Citation: Muehlbauer T and Schedler S (2022) No sex-specific effects of balance training on dynamic balance performance in healthy children. Front. Sports Act. Living 4:1019093. doi: 10.3389/fspor.2022.1019093

Received: 14 August 2022; Accepted: 06 October 2022;
Published: 18 October 2022.

Edited by:

Elizabeth Thomas, Université de Bourgogne, France

Reviewed by:

Zachary James Crowley-McHattan, Southern Cross University, Australia
Ana Filipa Silva, Instituto Politécnico de Viana do Castelo, Portugal

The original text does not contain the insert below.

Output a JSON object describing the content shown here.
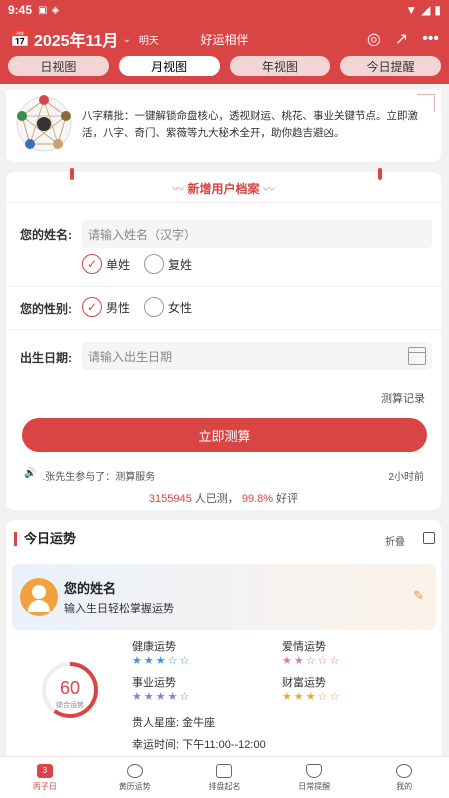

Copyright © 2022 Muehlbauer and Schedler. This is an open-access article distributed under the terms of the Creative Commons Attribution License (CC BY). The use, distribution or reproduction in other forums is permitted, provided the original author(s) and the copyright owner(s) are credited and that the original publication in this journal is cited, in accordance with accepted academic practice. No use, distribution or reproduction is permitted which does not comply with these terms.

*Correspondence: Thomas Muehlbauer,